The Big Yin spoke of the power of forgiveness in an interview with Kirsty Wark on The Review Show on BBC Two on Friday night.
He said sexual abuse was a "very odd affair" and that for a long time he did not want to talk about it.
The 70-year-old, whose latest film role is in Dustin Hoffman's directorial debut, Quartet, was abused by his father between the ages of 10 and 15.
He told Wark: "I just didn't want to talk about it. It was mine and I kind of liked it being mine. I thought it made me very colourful, but it was up to me to make of it what I wanted to, and I always thought it made me kind of special.
"I loved him, and I kept loving him, and I love him today. And you know, forgiveness is a great thing –the power of forgiveness is immense and you can forgive dead people.
"It is a very odd affair, sexual abuse. Mine is very, very typical –you don't tell anybody about it.
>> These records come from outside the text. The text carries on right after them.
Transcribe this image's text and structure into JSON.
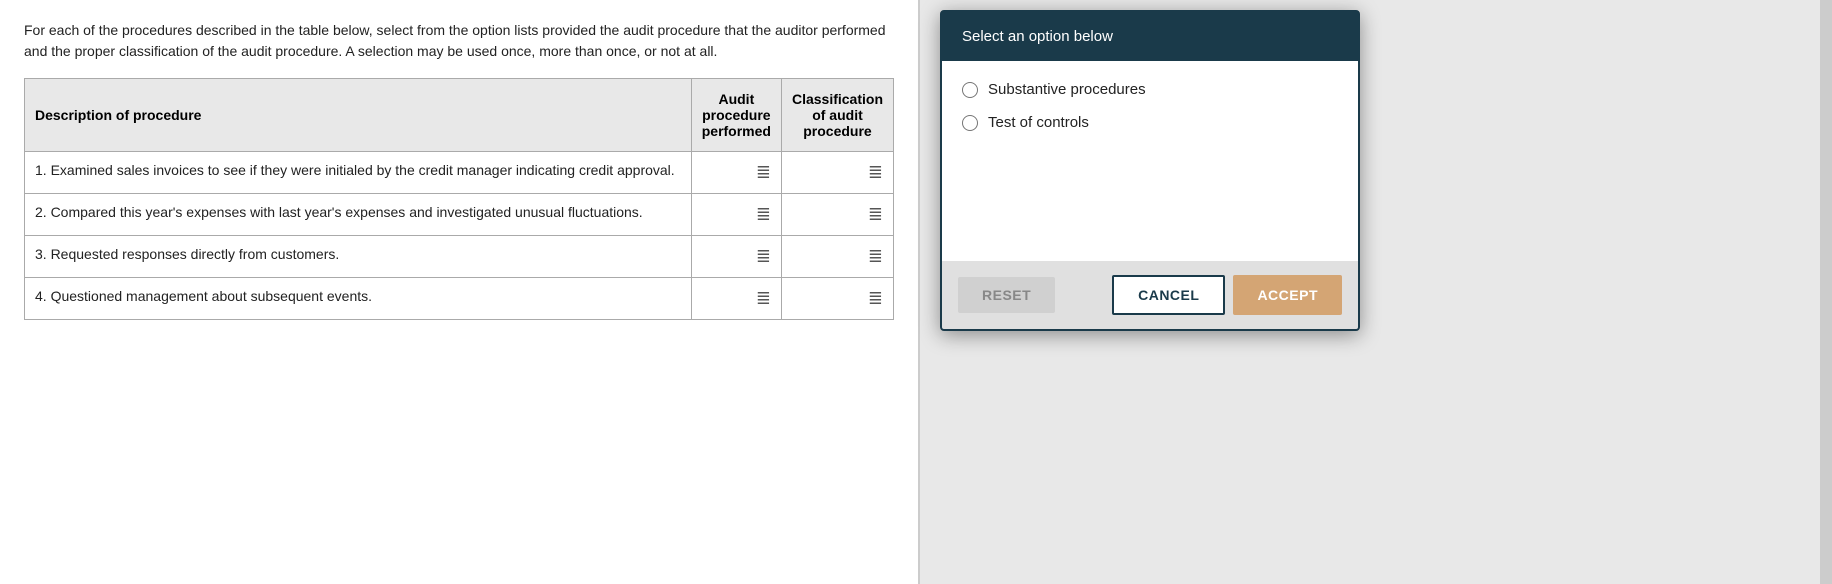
{
  "intro": {
    "text": "For each of the procedures described in the table below, select from the option lists provided the audit procedure that the auditor performed and the proper classification of the audit procedure. A selection may be used once, more than once, or not at all."
  },
  "table": {
    "headers": {
      "description": "Description of procedure",
      "procedure": "Audit procedure performed",
      "classification": "Classification of audit procedure"
    },
    "rows": [
      {
        "description": "1. Examined sales invoices to see if they were initialed by the credit manager indicating credit approval.",
        "procedure_icon": "☰",
        "classification_icon": "☰"
      },
      {
        "description": "2. Compared this year's expenses with last year's expenses and investigated unusual fluctuations.",
        "procedure_icon": "☰",
        "classification_icon": "☰"
      },
      {
        "description": "3. Requested responses directly from customers.",
        "procedure_icon": "☰",
        "classification_icon": "☰"
      },
      {
        "description": "4. Questioned management about subsequent events.",
        "procedure_icon": "☰",
        "classification_icon": "☰"
      }
    ]
  },
  "modal": {
    "header": "Select an option below",
    "options": [
      {
        "label": "Substantive procedures",
        "value": "substantive"
      },
      {
        "label": "Test of controls",
        "value": "test_of_controls"
      }
    ],
    "buttons": {
      "reset": "RESET",
      "cancel": "CANCEL",
      "accept": "ACCEPT"
    }
  }
}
"Everybody wonders why people who are abused don't rush off to the police or the authorities or an aunt or an uncle and tell them. But it just doesn't happen because you feel you've taken part in it - So there is a deep guilt and shame involved and so you don't tell people."
Connolly first revealed the abuse in a biography written by his wife, therapist Pamela Stephenson, in 2001 – 12 years after his alcoholic father, William, died.
In the book, he described how his mother left the family when he was three, leaving him to be brought up by his father and two aunts.
He said he and his father – who appeared alongside his son in a BBC documentary in 1978 – regularly shared a bed together in their flat in the Partick area of Glasgow.
Connolly also described how his Aunt Mona had regularly humiliated him by rubbing his underpants in his face and leaving notes saying "thief" in the biscuit jar.
He spoke of how she had found a copy of the "dirty" poem, Eskimo Nell, in his possession and had humiliated him with it for years.
Connolly added: "It was a schoolboy thing, it was a very dirty piece and she found it and humiliated me with it for years and years and years and threatened to take it to school.
"She was always going to tell my dad and he was going to beat me limbless. But it was every day, was the thing. Every single day."
Connolly, who was given the Freedom of Glasgow in 2010 and is considered one of the most famous Scots, also answered questions about his identity.
He said: "I think of myself as a Glaswegian before I think of myself as a Scot, although I am very proud to be a Scot. I find it quite difficult to think exactly who I am or where I live. I'm not sure where I live.
"I have the New York place, and Scotland, a wee place in Gozo, Malta, and I like them all very much, but I'm not sure which one is where I live or where my address is."